e 600/800: Within everyone’s budget – above the norm
At the end of the 1990s, the evolution series changed Sennheiser at all levels – from development through to sales and distribution. Whereas hitherto the German brand had been known for its – rather high-cost – broadcast and studio solutions, the engineers were now also developing microphones for live stages. How does one combine high standards, one’s own experience and the possibilities offered by automated production? The answer to this was demonstrated from 1998 onwards by the e 600-series instrument microphones and the vocal /speech microphones from the e 800 series. As a result, legendary but previously expensive prototypes from the MD series suddenly also became available at prices which – finally – was within the budget of a much wider group of the population. Here, “evolution” was not simply a name but a philosophy. Models whose performance people were not satisfied with were overhauled within a short space of time and reissued. Shortly afterwards the e 900 series arrived to crown the evolution range; these products provided workflow, sound and a robustness which also satisfied the very exacting demands of live performances.

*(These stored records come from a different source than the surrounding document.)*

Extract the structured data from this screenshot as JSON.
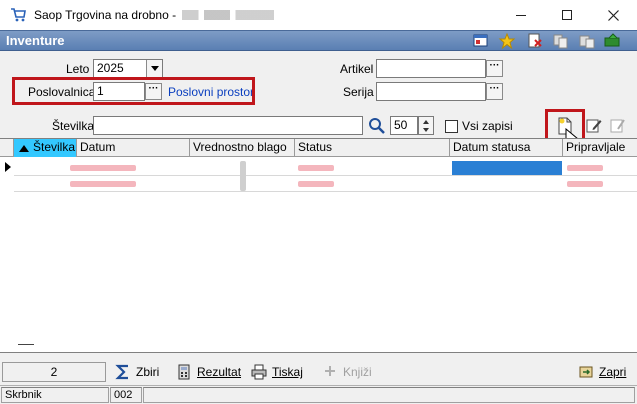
{
  "window": {
    "title": "Saop Trgovina na drobno - ",
    "minimize_label": "minimize",
    "maximize_label": "maximize",
    "close_label": "close"
  },
  "panel": {
    "title": "Inventure"
  },
  "filters": {
    "leto_label": "Leto",
    "leto_value": "2025",
    "poslovalnica_label": "Poslovalnica",
    "poslovalnica_value": "1",
    "poslovni_prostor_link": "Poslovni prostor",
    "artikel_label": "Artikel",
    "artikel_value": "",
    "serija_label": "Serija",
    "serija_value": "",
    "stevilka_label": "Številka",
    "stevilka_value": "",
    "page_size": "50",
    "vsi_zapisi_label": "Vsi zapisi"
  },
  "grid": {
    "columns": [
      "Številka",
      "Datum",
      "Vrednostno blago",
      "Status",
      "Datum statusa",
      "Pripravljale"
    ],
    "rows": [
      {
        "stevilka": "",
        "datum": "",
        "vrednostno_blago": "",
        "status": "",
        "datum_statusa": "",
        "pripravljale": ""
      }
    ]
  },
  "toolbar": {
    "count": "2",
    "zbiri": "Zbiri",
    "rezultat": "Rezultat",
    "tiskaj": "Tiskaj",
    "knjizi": "Knjiži",
    "zapri": "Zapri"
  },
  "status": {
    "user": "Skrbnik",
    "code": "002"
  },
  "colors": {
    "header_blue": "#5a7fb3",
    "highlight_red": "#c0161b",
    "active_column": "#33c8ff",
    "link_blue": "#0b3fbf"
  }
}
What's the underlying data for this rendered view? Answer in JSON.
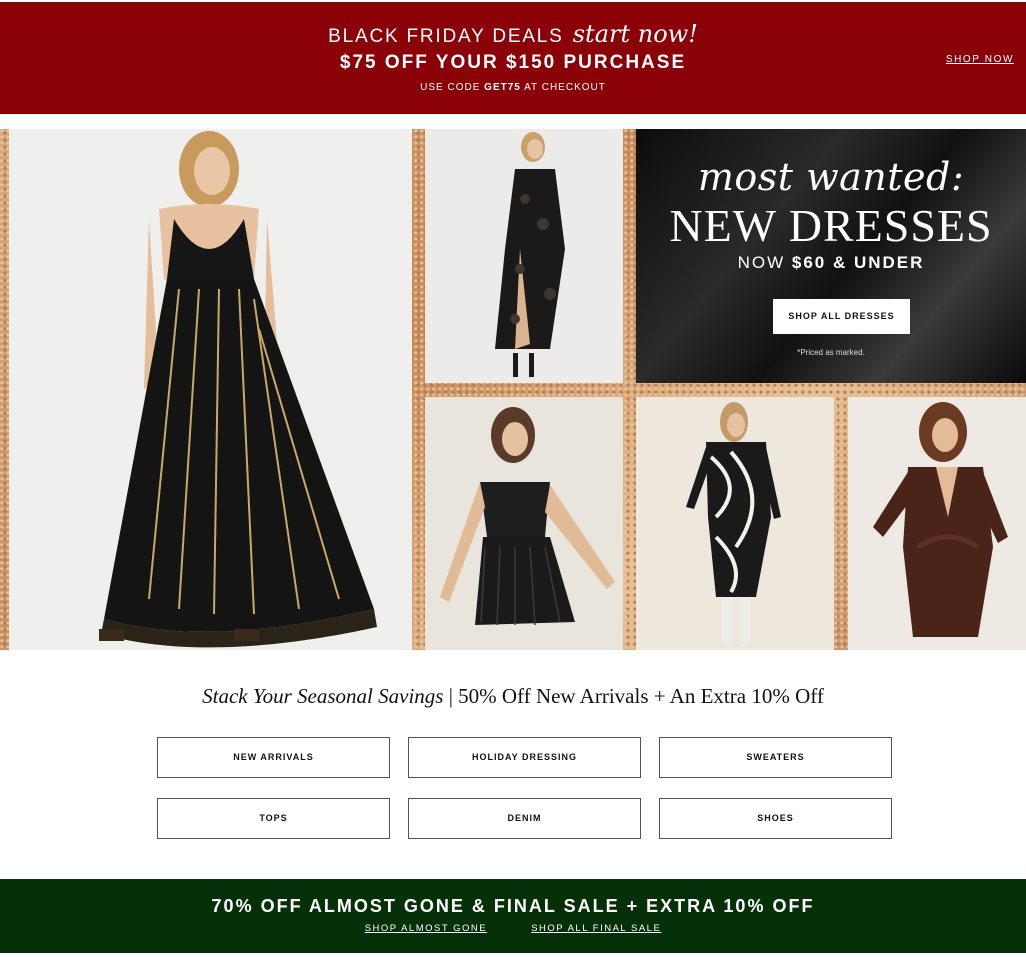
{
  "top_banner": {
    "line1_text": "BLACK FRIDAY DEALS",
    "line1_script": "start now!",
    "line2": "$75 OFF YOUR $150 PURCHASE",
    "line3_prefix": "USE CODE",
    "line3_code": "GET75",
    "line3_suffix": "AT CHECKOUT",
    "shop_now": "SHOP NOW",
    "bg_color": "#8a0208"
  },
  "hero": {
    "promo": {
      "script": "most wanted:",
      "headline": "NEW DRESSES",
      "price_prefix": "NOW",
      "price_value": "$60 & UNDER",
      "button": "SHOP ALL DRESSES",
      "note": "*Priced as marked."
    },
    "tiles": [
      {
        "icon": "embellished-maxi-dress-photo"
      },
      {
        "icon": "velvet-burnout-slip-dress-photo"
      },
      {
        "icon": "fringe-corset-minidress-photo"
      },
      {
        "icon": "swirl-print-midi-dress-photo"
      },
      {
        "icon": "brown-velvet-wrap-dress-photo"
      }
    ]
  },
  "savings": {
    "title_italic": "Stack Your Seasonal Savings",
    "title_separator": "|",
    "title_rest": "50% Off New Arrivals + An Extra 10% Off",
    "categories": [
      "NEW ARRIVALS",
      "HOLIDAY DRESSING",
      "SWEATERS",
      "TOPS",
      "DENIM",
      "SHOES"
    ]
  },
  "bottom_banner": {
    "headline": "70% OFF ALMOST GONE & FINAL SALE + EXTRA 10% OFF",
    "link1": "SHOP ALMOST GONE",
    "link2": "SHOP ALL FINAL SALE",
    "bg_color": "#063007"
  }
}
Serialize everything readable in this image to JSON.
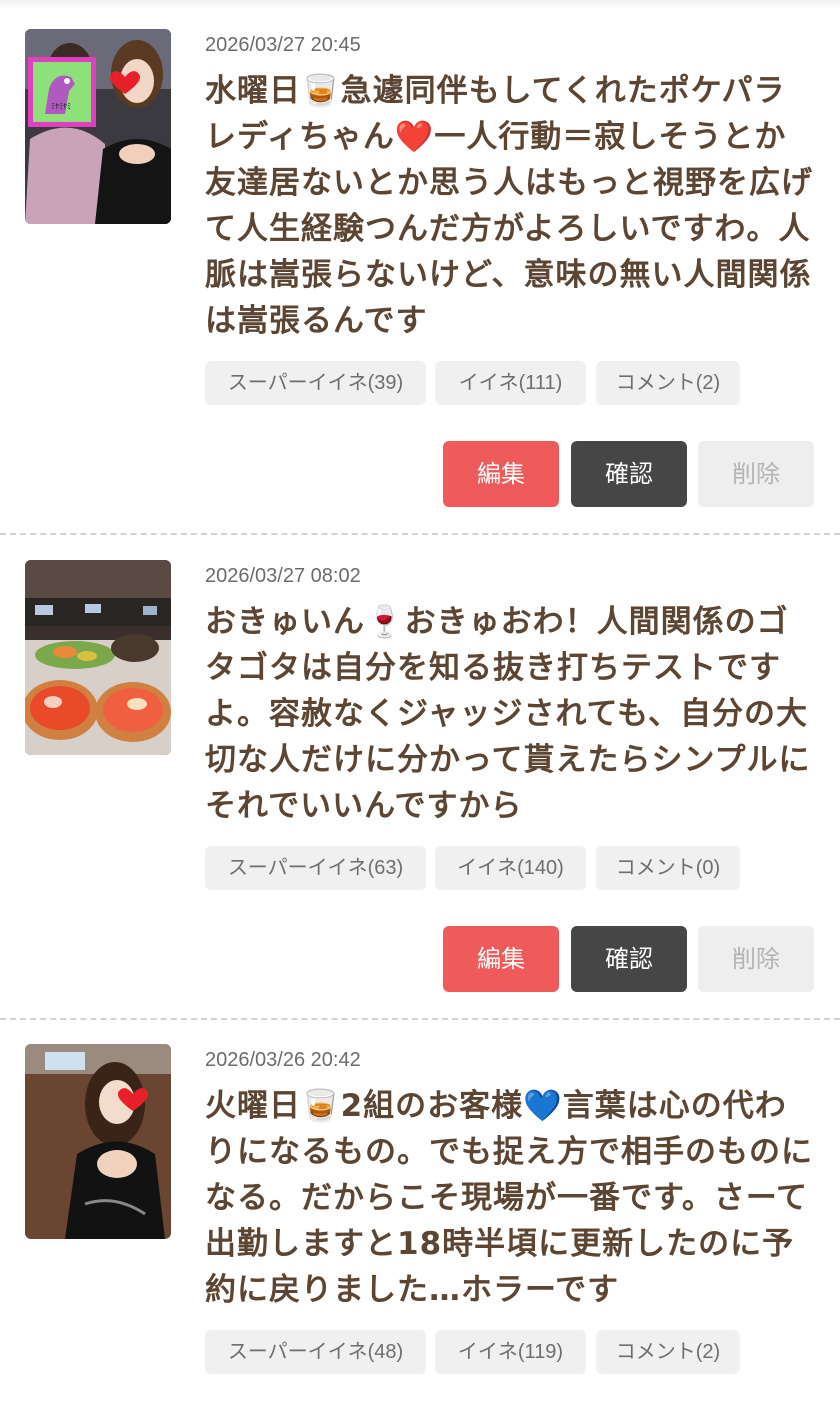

The e 604, too, is not just any old microphone. On the contrary, it is the descendant of an evolution that started back in the 1960s. Today, the little drum specialist can still offer intensities which elsewhere would be regarded as extras.
Sebastian Schmitz points to the frequency response curve, nods, and starts grinning. His facial expressions are reminiscent of those visible when he is wearing headphones and is pleased with what he is hearing. Very pleased. Schmitz is one of the product managers who have worked with the evolution series right from the first experimental set-up – and is a sound engineer. His finger taps the area at 2 kilohertz. “Here, this slight elevation upwards of 2,000 hertz – the upper mid ranges and high frequencies are slightly emphasized. As a result, the e 604 provides you with a punchy sound from toms and snares, a sound which remains clear and open right down into the low ranges.”
Descendant of the legendary MD 421
And this is no surprise. Ultimately, the e 604 is following the example of the legendary MD 421, which revolutionized speech and music recordings in the 1960s. Its achievements then and now on the toms remain unforgotten today by bands big and small. Its nickname was appropriate back then and still applies today: “King of the tom mics”.
However: the MD 421 was not really that camera-friendly or visually appealing on toms or snares. The stands, the large design – none of this was very suitable for use on live or broadcasting stages. This gave rise to the MD 504: the first instrument-specific and camera-friendly, compact microphone from Sennheiser. “The idea was to construct only what was necessary around the capsule”, recalls developer Heinz Epping.
Extras and the most copied clamp in the world
Then by way of a further development, the e 604 was created. Compared with the MD 504, the XLR cable connection is more elegant. The glass fiber-reinforced plastic housing can easily take a few knocks during tours and recording sessions. The construction and transducer have been left unchanged; the sound is distinctive right into the maximum peak levels. Extras such as a hum compensation coil have also been retained. The coil protects the signal, by means of a phase-inverted, opposing field, from interference signals from other electrical equipment such as mains transformers, lighting electronics or dimmers. The real highlight, however, was and is the “MZH 604”, the shock-absorbent microphone mount clamp for the edge of the drum. It can be attached to any design, achieves greater proximity to the drumhead and can be freely positioned according to sound and preference. What in the past quickly became complicated and cramped with microphone tripod and cable duct was now finally straightforward. It’s not for nothing that the mount clamp is among Sennheiser’s most copied industrial designs.
Position, fasten, and you’re done: what seems so natural nowadays is part of the mini revolutions that took place while developing the ‘evolution’ microphones. The holding device was developed in the context of the evolution series. As a result, the maze of tripods around the drum kit thinned out considerably. Others have since been very keen to copy the holding device.
From the 1960s onwards, the MD 421 was a legend as it was flexible and could be used to record both speech and music. Its nickname was “King of the tom mics”. The sound of the MD 421, with drum recordings in particular, inspired the development of the compact models 504 and e 604.